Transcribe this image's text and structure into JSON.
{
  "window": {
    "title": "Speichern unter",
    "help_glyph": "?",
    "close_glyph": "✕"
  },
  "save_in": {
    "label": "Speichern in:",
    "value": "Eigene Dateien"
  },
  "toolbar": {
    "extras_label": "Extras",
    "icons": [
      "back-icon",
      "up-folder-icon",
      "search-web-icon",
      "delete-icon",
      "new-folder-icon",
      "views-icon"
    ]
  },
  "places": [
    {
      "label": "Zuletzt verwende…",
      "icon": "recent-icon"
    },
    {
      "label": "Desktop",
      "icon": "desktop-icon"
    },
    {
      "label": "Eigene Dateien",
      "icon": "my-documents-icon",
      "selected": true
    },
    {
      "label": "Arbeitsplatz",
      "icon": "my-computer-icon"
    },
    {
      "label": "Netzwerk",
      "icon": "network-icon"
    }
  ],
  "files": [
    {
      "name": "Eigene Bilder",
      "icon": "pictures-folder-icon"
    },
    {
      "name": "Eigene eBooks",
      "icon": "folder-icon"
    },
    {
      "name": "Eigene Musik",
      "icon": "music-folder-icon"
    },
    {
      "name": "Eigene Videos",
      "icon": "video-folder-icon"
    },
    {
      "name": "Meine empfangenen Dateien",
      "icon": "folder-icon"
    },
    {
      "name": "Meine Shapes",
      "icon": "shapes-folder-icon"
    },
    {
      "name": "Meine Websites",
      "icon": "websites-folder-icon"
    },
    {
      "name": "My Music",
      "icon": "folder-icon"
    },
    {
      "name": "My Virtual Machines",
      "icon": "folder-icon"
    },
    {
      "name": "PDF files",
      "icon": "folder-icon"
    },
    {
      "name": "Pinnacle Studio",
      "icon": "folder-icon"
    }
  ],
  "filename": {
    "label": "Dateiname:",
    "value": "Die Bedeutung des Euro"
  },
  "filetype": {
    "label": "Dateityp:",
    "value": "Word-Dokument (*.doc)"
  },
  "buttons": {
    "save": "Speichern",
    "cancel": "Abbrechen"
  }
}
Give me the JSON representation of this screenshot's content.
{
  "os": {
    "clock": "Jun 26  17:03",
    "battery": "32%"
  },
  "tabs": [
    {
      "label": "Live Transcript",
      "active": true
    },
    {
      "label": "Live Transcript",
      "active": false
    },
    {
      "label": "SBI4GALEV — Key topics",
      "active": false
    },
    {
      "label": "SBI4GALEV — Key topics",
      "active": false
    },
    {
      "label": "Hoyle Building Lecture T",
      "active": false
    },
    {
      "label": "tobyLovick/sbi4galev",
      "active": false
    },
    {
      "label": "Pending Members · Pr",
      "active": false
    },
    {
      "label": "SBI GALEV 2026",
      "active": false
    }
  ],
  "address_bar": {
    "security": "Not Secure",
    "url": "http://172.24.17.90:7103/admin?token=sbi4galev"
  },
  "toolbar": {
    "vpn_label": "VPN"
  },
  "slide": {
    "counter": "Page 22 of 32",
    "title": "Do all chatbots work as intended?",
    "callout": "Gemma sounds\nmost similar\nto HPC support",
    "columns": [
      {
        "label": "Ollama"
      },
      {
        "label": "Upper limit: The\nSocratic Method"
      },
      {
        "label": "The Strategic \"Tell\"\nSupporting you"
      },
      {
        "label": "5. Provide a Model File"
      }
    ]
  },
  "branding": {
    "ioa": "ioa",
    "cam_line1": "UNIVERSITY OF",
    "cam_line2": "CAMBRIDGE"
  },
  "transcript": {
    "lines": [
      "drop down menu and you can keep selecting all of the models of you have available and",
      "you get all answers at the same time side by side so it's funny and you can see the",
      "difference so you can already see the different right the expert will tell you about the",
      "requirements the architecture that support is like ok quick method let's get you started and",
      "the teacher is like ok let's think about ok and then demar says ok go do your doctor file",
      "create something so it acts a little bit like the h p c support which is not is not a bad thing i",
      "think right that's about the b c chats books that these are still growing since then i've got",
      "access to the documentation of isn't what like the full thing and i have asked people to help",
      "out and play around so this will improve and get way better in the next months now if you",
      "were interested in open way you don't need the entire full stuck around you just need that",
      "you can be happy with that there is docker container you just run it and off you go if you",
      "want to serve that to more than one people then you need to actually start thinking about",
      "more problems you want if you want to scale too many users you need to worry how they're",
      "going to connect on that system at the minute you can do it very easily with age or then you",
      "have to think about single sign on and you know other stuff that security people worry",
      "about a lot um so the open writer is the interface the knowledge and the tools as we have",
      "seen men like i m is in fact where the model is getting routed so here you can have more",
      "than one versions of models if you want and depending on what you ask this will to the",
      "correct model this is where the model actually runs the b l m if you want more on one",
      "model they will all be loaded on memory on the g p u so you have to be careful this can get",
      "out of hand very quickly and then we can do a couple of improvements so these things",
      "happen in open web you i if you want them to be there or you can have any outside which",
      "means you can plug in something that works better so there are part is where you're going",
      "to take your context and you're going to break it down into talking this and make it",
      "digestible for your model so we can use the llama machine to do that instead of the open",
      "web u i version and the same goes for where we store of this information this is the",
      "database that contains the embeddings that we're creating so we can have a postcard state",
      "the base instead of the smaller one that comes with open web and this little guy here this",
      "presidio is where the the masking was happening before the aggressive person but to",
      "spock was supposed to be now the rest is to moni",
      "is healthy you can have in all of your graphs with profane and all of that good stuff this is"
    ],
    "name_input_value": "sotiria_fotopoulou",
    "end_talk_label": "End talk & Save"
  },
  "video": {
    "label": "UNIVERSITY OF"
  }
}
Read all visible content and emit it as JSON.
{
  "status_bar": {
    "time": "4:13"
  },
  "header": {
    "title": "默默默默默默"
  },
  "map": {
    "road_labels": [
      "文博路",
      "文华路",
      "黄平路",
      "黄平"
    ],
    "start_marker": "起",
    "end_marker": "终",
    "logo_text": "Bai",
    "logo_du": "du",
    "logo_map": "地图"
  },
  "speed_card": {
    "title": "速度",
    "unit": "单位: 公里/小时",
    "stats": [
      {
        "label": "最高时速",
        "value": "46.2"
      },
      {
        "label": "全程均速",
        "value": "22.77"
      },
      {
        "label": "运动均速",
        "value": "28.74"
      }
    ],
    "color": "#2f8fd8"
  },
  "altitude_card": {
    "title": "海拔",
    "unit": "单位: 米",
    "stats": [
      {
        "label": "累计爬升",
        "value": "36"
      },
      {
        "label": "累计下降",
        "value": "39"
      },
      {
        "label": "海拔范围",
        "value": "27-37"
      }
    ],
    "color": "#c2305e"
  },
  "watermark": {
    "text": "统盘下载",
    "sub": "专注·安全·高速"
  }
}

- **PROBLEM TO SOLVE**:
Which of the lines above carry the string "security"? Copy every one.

- **ANSWER SPACE**:
    "security": "Not Secure",
      "have to think about single sign on and you know other stuff that security people worry",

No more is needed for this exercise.